Herzog’s reaction to being fired upon encapsulates his phlegmatic, adventurous and drole approach to life, attributes that permeate his stellar filmmaking career.

Born Werner H. Stipetic in 1942 in Germany, Herzog quite literally left his upbringing behind him, walking out of the remote mountain village in Bavaria where he had spent his childhood, in search of adventure, art and cinema. His early wanderlust and lifelong curiosity plays more than a walk on part in Herzog’s screen work, which is celebrated by the European Film Academy’s Lifetime Achievement award this year.

A scholar of history, literature and music, Herzog turned away from academia to travel extensively across Mexico, the UK, Greece, and Sudan. He shot his first short film in 1961 at the age of 19 and in 1967 Herzog’s feature debut SIGNS OF LIFE hit cinemas.

He began building his reputation as a writer-producer-director who worked with small budgeted projects set against distinct and unfamiliar landscapes, all laced with a dose of mysticism.

He has produced, written and directed more than sixty feature and documentary films including EVEN DWARFS STARTED SMALL (1970), AGUIRRE, THE WRATH OF GOD (1972) and NOSFERATU THE VAMPYRE, an homage to F.W. Murnau’s film of the same name (1978).

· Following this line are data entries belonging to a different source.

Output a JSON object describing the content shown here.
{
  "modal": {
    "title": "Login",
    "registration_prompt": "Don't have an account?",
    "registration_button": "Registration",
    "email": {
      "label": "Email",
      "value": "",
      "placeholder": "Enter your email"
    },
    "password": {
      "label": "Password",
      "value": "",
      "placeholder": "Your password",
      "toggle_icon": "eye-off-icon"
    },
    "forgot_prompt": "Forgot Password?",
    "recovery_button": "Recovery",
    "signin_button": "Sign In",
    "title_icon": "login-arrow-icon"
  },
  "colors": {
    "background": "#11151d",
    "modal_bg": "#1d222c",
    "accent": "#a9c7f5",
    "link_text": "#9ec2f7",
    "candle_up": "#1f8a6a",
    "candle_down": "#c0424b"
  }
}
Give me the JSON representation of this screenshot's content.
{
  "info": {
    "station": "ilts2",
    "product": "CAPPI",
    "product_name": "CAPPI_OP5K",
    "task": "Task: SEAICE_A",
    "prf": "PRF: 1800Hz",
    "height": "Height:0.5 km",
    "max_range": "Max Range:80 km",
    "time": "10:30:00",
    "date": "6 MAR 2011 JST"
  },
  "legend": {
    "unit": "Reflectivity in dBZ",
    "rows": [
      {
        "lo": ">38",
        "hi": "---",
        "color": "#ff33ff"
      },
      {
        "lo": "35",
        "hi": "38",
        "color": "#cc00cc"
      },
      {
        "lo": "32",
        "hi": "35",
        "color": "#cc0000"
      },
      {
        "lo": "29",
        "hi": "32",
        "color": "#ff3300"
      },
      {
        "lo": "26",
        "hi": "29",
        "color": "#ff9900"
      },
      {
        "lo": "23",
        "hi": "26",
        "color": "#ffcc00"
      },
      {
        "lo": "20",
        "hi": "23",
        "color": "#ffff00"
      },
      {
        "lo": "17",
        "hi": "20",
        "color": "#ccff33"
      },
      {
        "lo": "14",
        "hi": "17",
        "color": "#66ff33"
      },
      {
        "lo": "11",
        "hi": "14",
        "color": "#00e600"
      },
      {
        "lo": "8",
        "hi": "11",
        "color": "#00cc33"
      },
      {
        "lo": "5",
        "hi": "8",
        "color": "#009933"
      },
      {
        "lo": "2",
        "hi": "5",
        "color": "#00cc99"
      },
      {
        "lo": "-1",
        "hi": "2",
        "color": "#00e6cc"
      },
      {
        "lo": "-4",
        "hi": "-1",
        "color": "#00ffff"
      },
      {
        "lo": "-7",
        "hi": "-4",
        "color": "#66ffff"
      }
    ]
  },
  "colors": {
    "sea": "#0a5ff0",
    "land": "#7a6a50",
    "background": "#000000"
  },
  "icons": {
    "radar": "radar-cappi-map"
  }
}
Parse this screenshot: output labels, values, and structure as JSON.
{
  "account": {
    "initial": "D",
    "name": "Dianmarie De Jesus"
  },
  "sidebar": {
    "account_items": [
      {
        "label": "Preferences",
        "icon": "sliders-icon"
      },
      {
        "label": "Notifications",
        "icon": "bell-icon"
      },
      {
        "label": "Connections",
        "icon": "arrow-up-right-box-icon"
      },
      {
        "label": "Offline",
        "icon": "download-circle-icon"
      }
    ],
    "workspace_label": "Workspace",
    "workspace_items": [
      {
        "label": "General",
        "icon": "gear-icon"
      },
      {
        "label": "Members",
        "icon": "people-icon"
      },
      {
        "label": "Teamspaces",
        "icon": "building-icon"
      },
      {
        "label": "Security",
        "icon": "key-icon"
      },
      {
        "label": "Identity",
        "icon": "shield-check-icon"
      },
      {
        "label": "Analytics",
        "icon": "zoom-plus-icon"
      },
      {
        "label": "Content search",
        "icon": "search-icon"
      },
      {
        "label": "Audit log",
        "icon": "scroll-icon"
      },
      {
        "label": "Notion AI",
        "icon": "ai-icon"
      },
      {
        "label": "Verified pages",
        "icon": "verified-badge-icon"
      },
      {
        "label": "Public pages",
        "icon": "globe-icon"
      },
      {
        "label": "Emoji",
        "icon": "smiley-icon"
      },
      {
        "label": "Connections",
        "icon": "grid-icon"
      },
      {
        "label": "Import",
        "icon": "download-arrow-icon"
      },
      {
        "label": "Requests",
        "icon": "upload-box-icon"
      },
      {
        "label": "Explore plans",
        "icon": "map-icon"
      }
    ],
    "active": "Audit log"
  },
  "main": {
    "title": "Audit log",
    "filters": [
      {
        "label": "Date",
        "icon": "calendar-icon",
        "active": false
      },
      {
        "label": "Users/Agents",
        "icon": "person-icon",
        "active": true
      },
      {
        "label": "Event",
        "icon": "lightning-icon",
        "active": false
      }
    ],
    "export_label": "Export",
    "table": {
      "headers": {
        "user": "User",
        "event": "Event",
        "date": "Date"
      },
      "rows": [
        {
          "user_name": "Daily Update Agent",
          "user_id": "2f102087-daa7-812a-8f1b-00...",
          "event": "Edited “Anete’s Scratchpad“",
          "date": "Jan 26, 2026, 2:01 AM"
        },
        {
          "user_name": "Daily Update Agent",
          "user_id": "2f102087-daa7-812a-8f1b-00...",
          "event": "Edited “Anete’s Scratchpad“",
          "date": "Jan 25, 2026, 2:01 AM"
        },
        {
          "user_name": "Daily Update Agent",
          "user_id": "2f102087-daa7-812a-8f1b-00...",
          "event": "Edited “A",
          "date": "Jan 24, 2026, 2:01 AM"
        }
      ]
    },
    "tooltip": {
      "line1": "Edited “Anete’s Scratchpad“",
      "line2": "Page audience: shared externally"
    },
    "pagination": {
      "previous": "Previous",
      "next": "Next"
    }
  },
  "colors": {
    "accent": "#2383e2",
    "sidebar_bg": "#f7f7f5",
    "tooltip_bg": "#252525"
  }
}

Herzog’s love-hate relationship with the brilliant but emotionally unstable actor Klaus Kinski (“Every grey hair on my head I call Kinski,” Herzog once said) resulted in some of the best from both, including AGUIRRE, NOSFERATU, WOYZECK (1979) and FITZCARRALDO (1982).

Herzog celebrated their partnership with the well-received documentary MY BEST FIEND in 1999.
Acclaimed documentaries include ENCOUNTERS AT THE END OF THE WORLD (2007), CAVE OF FORGOTTEN DREAMS (2010), INTO THE ABYSS (2011), and GRIZZLY MAN (2006).
Herzog’s other narrative features included BAD LIEUTENANT: PORT OF CALL NEW ORLEANS (2009), and the biopic QUEEN OF THE DESERT (2015), starring Nicole Kidman as Gertrude Bell.
Aside from filmmaking, Herzog occasionally takes acting jobs: He played a stern father in JULIEN DONKEY-BOY (1999), a criminal mastermind in JACK REACHER (2012) and has even voiced a documentary filmmaker in PENGUINS OF MADAGASCAR (2014).

And he has published more than a dozen books of prose and has directed as many operas. He divides his time between Munich and Los Angeles.

Still working, Herzog will doubtless be philosophical about receiving a lifetime achievement honour.